3. Why start a gallery in Chengdu? (What was your motivation - was there a specific event or occurrence which motivated you? If so, share that)
Lost artists want to have a place to show their art. This was his starting point. The idea became clearer in May when I asked him whether I could use his space to make, as it turned out, a very successful photography exhibition. The people who came were very fond of the idea of having such a cozy, uncommon art space in town. They vividly encouraged us to continue. So we started looking for artists who were willing to show in our modest space. To our own surprise, we found quite a few.
4. Who are the artists whom you work with? How do you find them?
I must say we are very open to who we let have exhibitions at #3. We make no difference yet between 'high' and 'low' art and strongly relate to Andy Warhol’s “famous for 2 minutes” quote. Anyone who is confident enough can have their works displayed here. Some come to us, some are friends, for our last exhibition -Yearn- we invited two young sculptors who just graduated from a local Art University.
5. How do exhibits in the gallery change? How do you decide which artists are exhibited next, or what direction the pieces go in (if there is any)?
We make ourselves available. We organize people according to when they feel they are ready. So for instance, Guangdong artist Pamviles will have a painting exhibition on the 26th and Huyinpin a video exhibition on September 9th. Pieces that aren’t sold go back to their owners with care. Those that are ephemeral are destroyed.
6. What are your thoughts on the art scene in Chengdu? Are there many galleries similar to yours? If not, why do you think that is? Have you networked with other artists or curators much?
The art scene in Chengdu reflects the art scene in China. Art collectors are essentially investors who lack vision. They are pushing artists in the "mainstream" rather than encouraging its redefinition. And so most galleries I’ve seen around were huge compared to ours: places which looked cold and expensive.
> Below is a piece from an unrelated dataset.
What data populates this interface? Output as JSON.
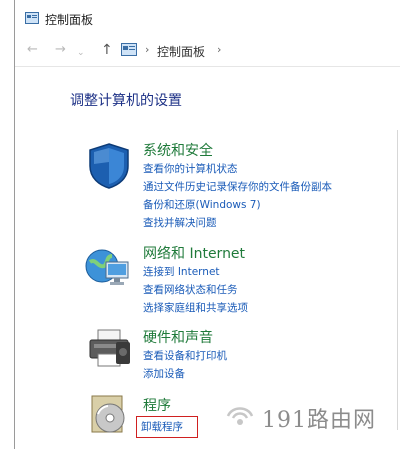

This gap and the fact we aren’t famous (yet) makes relating to bigger curators and artists difficult.
7. Any other artists or galleries in Chengdu that you can recommend, aside from those you're already working with?
I like to go to artist’s studios rather than going to galleries. There are two big artists villages that I know of around Chengdu, one is called 蓝顶画家村 and the other is 三圣村. Most artists there are very welcoming and open to talk.
8. I love the intimate atmosphere of your gallery. It feels very different from something like MOMA. Do you have any thoughts on curating a collection in such a small space, as opposed to larger venues?
In Paris, most art shops and galleries are only as big as ours. Call it nostalgia, but we are looking for the coziness of the shops and galleries along the Seine River, but also their taste and personality.
9. What do you think the future of Chengdu's art scene looks like? Is the situation improving? How are things changing?
Art in China seems to have become an old factory reconverted in a gallery. In Chengdu it is called 东郊记忆, in Shanghai m50 and in Beijing 798. It seems that a huge part of art has become the parody of itself, something kitsch that meets the expectations of its audience; not unlike the little revolutionary cups which can be bought in souvenir shops. However, I see some hope when I listen to people like friend and teacher 欧鸣 who teaches his student not to copy, but to feel.
10. Any other thoughts on your gallery or art in Chengdu or China?
We want more and more people to make an attempt at appreciating art, we give them the opportunity to come and discuss with the artists directly during exhibition opening parties. Those parties are usually on Fridays at 8pm... so come and enjoy art with us!